═════ PROVIDED ENTRIES

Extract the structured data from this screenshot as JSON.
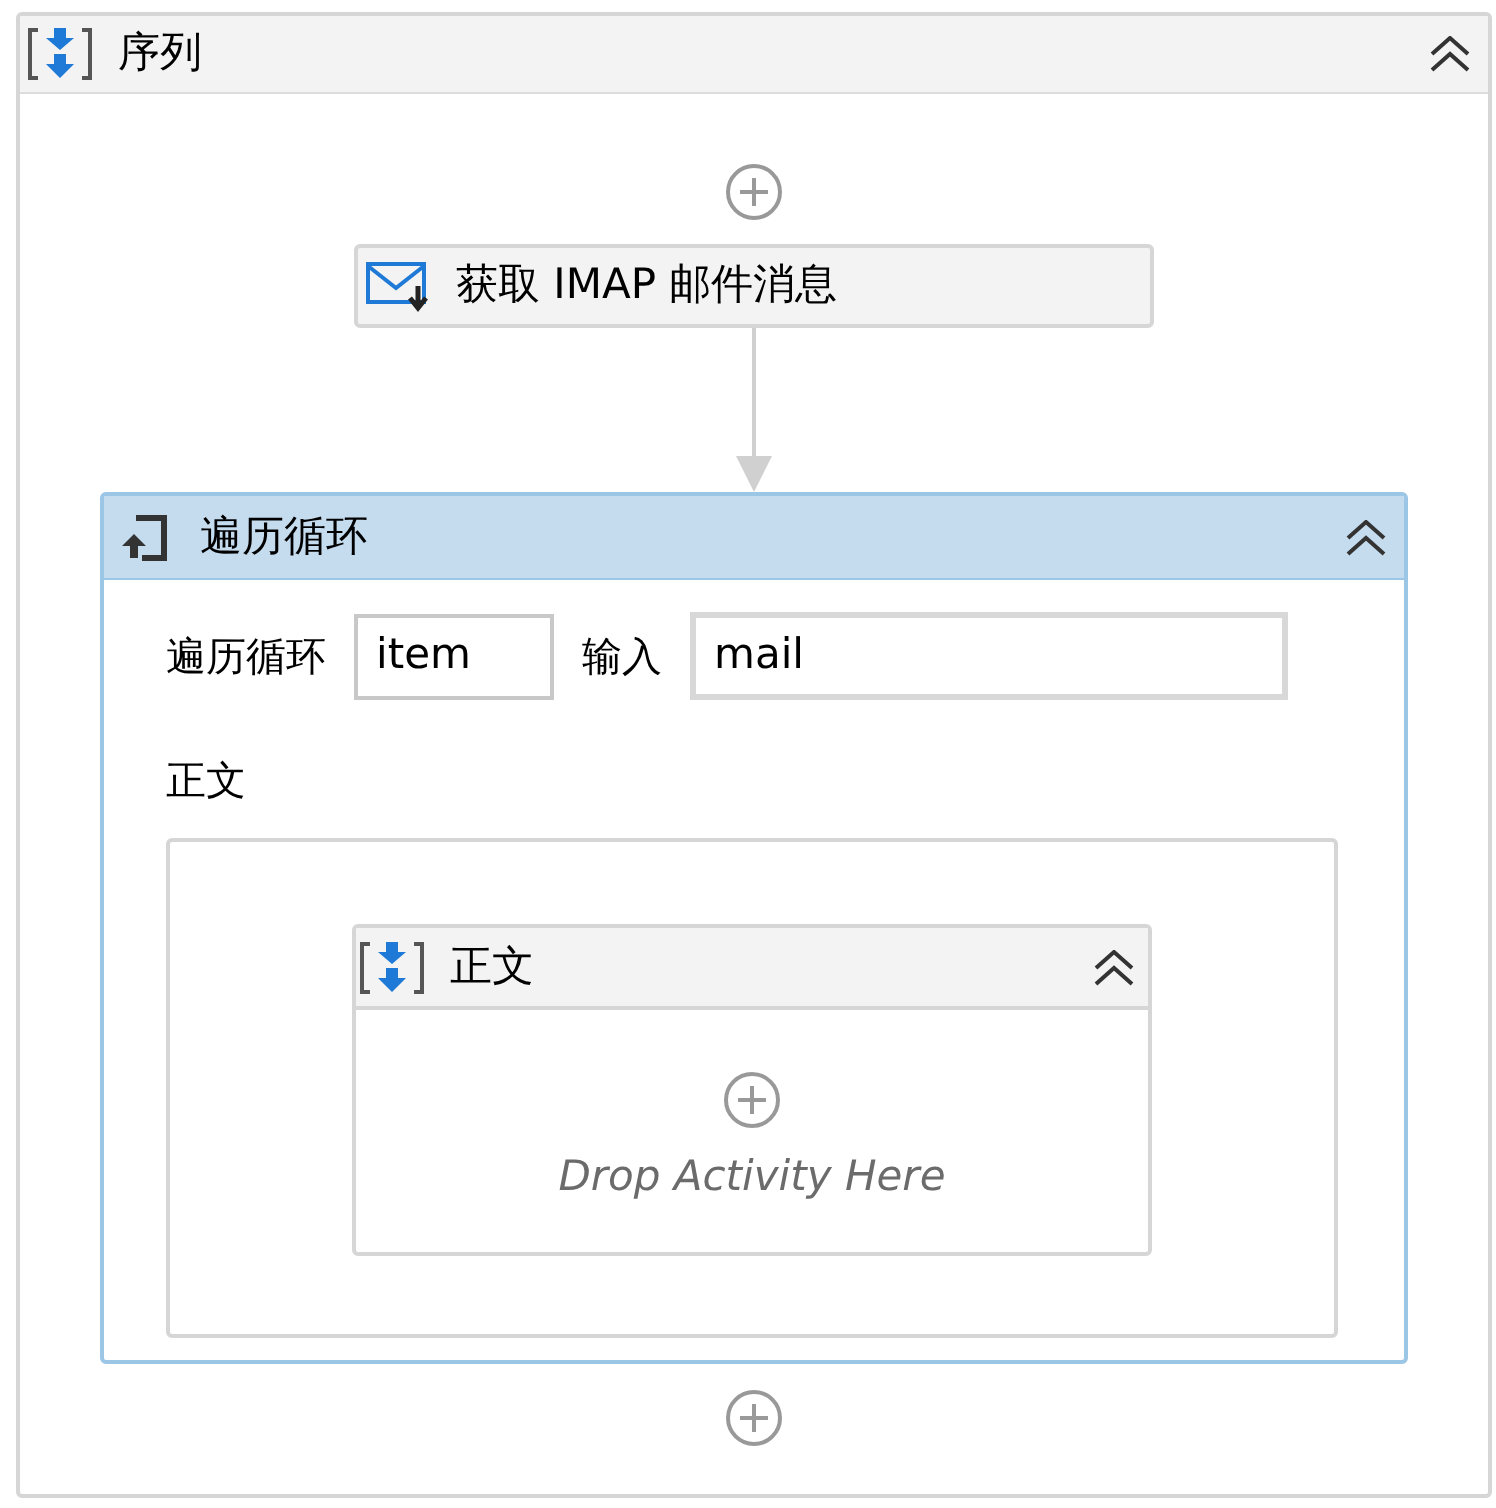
{
  "sequence": {
    "title": "序列",
    "activities": [
      {
        "kind": "activity",
        "title": "获取 IMAP 邮件消息"
      },
      {
        "kind": "foreach",
        "title": "遍历循环",
        "item_label": "遍历循环",
        "item_value": "item",
        "input_label": "输入",
        "input_value": "mail",
        "body_label": "正文",
        "body": {
          "title": "正文",
          "drop_hint": "Drop Activity Here"
        }
      }
    ]
  }
}
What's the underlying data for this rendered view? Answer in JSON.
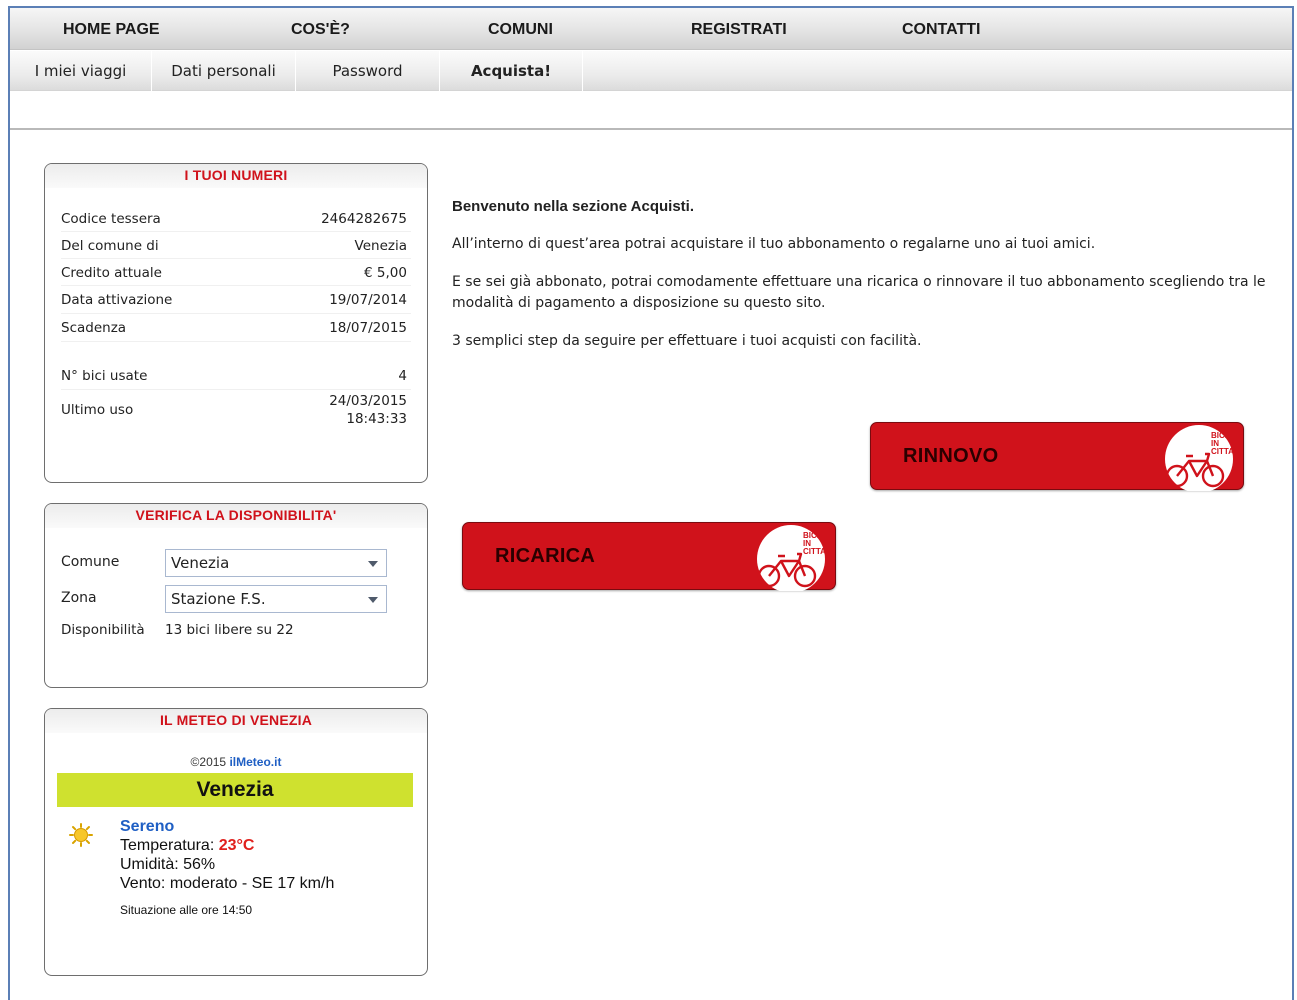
{
  "main_nav": [
    "HOME PAGE",
    "COS'È?",
    "COMUNI",
    "REGISTRATI",
    "CONTATTI"
  ],
  "sub_nav": [
    {
      "label": "I miei viaggi"
    },
    {
      "label": "Dati personali"
    },
    {
      "label": "Password"
    },
    {
      "label": "Acquista!",
      "active": true
    }
  ],
  "numeri": {
    "title": "I TUOI NUMERI",
    "rows": [
      {
        "label": "Codice tessera",
        "value": "2464282675"
      },
      {
        "label": "Del comune di",
        "value": "Venezia"
      },
      {
        "label": "Credito attuale",
        "value": "€ 5,00"
      },
      {
        "label": "Data attivazione",
        "value": "19/07/2014"
      },
      {
        "label": "Scadenza",
        "value": "18/07/2015"
      }
    ],
    "bici_label": "N° bici usate",
    "bici_value": "4",
    "ultimo_label": "Ultimo uso",
    "ultimo_date": "24/03/2015",
    "ultimo_time": "18:43:33"
  },
  "verifica": {
    "title": "VERIFICA LA DISPONIBILITA'",
    "comune_label": "Comune",
    "comune_value": "Venezia",
    "zona_label": "Zona",
    "zona_value": "Stazione F.S.",
    "disp_label": "Disponibilità",
    "disp_value": "13 bici libere su 22"
  },
  "meteo": {
    "title": "IL METEO DI VENEZIA",
    "copyright": "©2015",
    "provider": "ilMeteo.it",
    "city": "Venezia",
    "condition": "Sereno",
    "temp_label": "Temperatura:",
    "temp_value": "23°C",
    "humidity": "Umidità: 56%",
    "wind": "Vento: moderato - SE 17 km/h",
    "updated": "Situazione alle ore 14:50"
  },
  "content": {
    "welcome": "Benvenuto nella sezione Acquisti.",
    "p1": "All’interno di quest’area potrai acquistare il tuo abbonamento o regalarne uno ai tuoi amici.",
    "p2": "E se sei già abbonato, potrai comodamente effettuare una ricarica o rinnovare il tuo abbonamento scegliendo tra le modalità di pagamento a disposizione su questo sito.",
    "p3": "3 semplici step da seguire per effettuare i tuoi acquisti con facilità."
  },
  "buttons": {
    "rinnovo": "RINNOVO",
    "ricarica": "RICARICA"
  },
  "logo_text": [
    "BICI",
    "IN",
    "CITTA'"
  ],
  "colors": {
    "accent": "#d0121b",
    "meteo_band": "#cfe12f",
    "link": "#1f5fc4",
    "frame": "#5b7fb6"
  }
}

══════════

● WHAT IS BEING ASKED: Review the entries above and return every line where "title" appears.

● TASK RESULT:
    "title": "序列",
        "title": "获取 IMAP 邮件消息"
        "title": "遍历循环",
          "title": "正文",
    "title": "I TUOI NUMERI",
    "title": "VERIFICA LA DISPONIBILITA'",
    "title": "IL METEO DI VENEZIA",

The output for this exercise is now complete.